Museums and art galleries serve as fundamental institutions of the cultural education given to citizens, becoming ‘national’ centres. Many schools have day trips to these national educational centres with the aim of exposing children to the history of people in Britain. Such history and individuals present within museums and galleries are in fact subject to the western gaze. It is common knowledge that many artifacts collected and brought into these British establishments were stolen from their home nations, simply to be goggled at by white citizens and described as ‘fascinating’, ‘beautiful’ or ‘weird’, othering everything about differing cultures and customs. Although informative to an extent, museums and art galleries often feed the western gaze to visitors, educating society on far-away oddities rather than showcasing a collective and inclusive world.
Of course, amidst various narrow-minded collections and curations activist artists are creating and displaying work to properly educate visitors seeking information on history and societies in the West. Inclusive Art Gallery is a recently launched Instagram-based platform displaying art by ethnic minority artists or with ethnic minority sitters. The featured artworks mould a new image of Western society, including and celebrating an array of cultures present in the West and calling out racist colonial habits of the art-world. This blogpost is in collaboration with Inclusive Art Gallery, highlighting 2 artists of whom have successfully diverted the gaze of the Western eye, forcing the reality of history. The lived experiences of many more ethnic minority artists and sitters can be found @inclusiveartgallery .
This mural sized piece titled ‘#20: Die’ is part of Ringgold’s ‘American People’ series in response to the 1960s Race Riots. The piece is disturbing and moving. New York’s Museum of Modern Art acquired this piece, first displaying it near busy escalators to make the disturbing truth unavoidable. The piece has since been moved to hang alongside Picasso.
Ringgold wanted people to understand that the riots were “not just poor people breaking into stores.” They were about white flight, urban blight, dying industries. They were about, she said, “people trying to maintain their position, and people trying to get away. Ringgold explains that “everybody was involved” during the riots, blood spatters evenly across an interracial group of men, women, and children, suggesting that no one is free from this struggle. Their clothing—smart dresses and business attire—implies that a well-off professional class is being held accountable in this scene of violent chaos.

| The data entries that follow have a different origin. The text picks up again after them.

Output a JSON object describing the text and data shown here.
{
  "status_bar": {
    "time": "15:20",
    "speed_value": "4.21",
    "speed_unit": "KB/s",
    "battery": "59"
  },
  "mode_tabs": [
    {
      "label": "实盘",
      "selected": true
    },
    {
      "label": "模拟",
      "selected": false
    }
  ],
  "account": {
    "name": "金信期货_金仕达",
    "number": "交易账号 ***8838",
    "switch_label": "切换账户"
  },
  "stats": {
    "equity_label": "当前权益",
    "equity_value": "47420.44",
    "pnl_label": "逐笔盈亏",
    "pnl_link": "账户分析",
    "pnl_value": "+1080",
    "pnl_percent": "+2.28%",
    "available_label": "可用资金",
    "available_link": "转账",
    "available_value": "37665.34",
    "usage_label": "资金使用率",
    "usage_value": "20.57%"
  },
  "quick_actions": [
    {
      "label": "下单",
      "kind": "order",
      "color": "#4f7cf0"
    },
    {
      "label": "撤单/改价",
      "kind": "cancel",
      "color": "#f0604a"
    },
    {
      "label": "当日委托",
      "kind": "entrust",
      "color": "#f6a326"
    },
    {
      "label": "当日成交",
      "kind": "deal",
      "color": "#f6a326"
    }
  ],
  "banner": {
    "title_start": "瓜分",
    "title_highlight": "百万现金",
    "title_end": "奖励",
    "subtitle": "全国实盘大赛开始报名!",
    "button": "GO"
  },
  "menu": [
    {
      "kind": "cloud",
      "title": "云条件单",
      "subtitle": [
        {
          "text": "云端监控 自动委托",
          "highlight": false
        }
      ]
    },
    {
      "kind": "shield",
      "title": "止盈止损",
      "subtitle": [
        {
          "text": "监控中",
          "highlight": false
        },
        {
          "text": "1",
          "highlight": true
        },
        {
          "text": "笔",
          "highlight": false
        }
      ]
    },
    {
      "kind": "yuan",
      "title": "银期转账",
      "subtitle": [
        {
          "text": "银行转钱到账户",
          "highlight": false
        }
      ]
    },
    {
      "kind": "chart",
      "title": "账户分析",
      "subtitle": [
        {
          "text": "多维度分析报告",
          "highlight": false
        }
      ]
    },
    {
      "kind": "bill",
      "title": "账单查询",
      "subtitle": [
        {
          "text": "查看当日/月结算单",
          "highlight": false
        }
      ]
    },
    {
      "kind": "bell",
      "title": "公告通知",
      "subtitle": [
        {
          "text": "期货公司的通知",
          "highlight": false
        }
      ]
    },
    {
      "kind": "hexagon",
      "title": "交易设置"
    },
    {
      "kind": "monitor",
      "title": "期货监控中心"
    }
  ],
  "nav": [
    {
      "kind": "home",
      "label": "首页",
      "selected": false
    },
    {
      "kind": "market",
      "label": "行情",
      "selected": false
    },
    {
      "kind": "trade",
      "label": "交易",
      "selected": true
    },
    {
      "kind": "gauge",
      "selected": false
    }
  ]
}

The children grasping and terrified at the centre of the scene creates an emotional reaction as to what the future will become. Unfortunately, not much has changed since the 1960s. Those children have grown up and their nightmares of continued violence are a reality. Social media is a new platform, perhaps a recreation would include a smartphone in all the subjects’ hands. This valuable resource can be empowering through sharing experiences, listening to the voices which often get silenced and educating oneself on how to stand in solidarity and productively help the movement.

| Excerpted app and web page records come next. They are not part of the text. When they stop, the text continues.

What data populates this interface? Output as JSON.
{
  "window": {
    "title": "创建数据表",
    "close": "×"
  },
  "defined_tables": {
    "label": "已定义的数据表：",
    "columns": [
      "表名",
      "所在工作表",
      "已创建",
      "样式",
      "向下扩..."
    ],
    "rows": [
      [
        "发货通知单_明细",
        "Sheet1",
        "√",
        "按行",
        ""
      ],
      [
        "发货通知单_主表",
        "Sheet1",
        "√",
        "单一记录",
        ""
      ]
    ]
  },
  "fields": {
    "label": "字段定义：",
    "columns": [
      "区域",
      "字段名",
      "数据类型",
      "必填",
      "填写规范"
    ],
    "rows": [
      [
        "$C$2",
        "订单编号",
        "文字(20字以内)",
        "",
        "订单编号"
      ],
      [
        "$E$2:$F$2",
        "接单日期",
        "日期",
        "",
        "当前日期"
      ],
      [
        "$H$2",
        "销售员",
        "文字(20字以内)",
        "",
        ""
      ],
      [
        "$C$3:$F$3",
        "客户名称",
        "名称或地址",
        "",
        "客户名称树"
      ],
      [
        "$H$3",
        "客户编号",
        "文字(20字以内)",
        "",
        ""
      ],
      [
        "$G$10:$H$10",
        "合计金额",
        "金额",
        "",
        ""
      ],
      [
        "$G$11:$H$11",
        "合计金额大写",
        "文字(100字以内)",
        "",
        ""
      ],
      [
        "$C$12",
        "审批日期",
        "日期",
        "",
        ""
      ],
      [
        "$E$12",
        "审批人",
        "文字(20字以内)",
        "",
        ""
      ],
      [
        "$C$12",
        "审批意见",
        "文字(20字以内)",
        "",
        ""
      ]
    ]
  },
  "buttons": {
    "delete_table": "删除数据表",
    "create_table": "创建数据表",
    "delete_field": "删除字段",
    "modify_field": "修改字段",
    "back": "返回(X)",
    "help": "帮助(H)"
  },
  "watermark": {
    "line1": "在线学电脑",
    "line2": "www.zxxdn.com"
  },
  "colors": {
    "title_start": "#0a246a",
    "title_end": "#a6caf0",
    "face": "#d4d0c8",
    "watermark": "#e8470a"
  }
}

Known for challenging colonial history within museums and galleries, Wilson reframes cultural symbols and artifacts taken out of their home countries, altering traditional interpretations. Wilson describes himself as of African, Native American, European and Amerindian descent. His mixed ancestry allows Wilson to feel the effect of the singular racial narrative in the museum and heritage sector, a facility for cultural education and discussion within society. Wilson states “My interest was not so much teaching people anything — it was switching on a switch, seeing where you are.”
This piece is titled ‘Grey Area (Black Version)’, features replicas of the renowned ancient Egyptian sculpture of queen Nefertiti. Each of Wilson’s recreations are of a differing shade of grey, ranging from white to black. The original Nefertiti bust is a point of controversy as Germany displays the sculpture in the Berlin’s Egyptian Museum, taken out of Egypt in 1912. Wilson created this piece to be displayed at the 1993 Whitney Biennial in New York. The biennial focussed on issues of politics and identity, becoming controversial by being the first biennial of which male artists were the minority. Wilson’s piece aims to highlight the ‘Grey Area’ regarding Nefertiti’s racial identity due to her fantasied and celebrated presence as a black woman in African-American culture. Wilson succeeds in visually highlighting confusion regarding history within the museum sector, suggesting one must not blindly accept information present within museums and galleries without considering the Western gaze.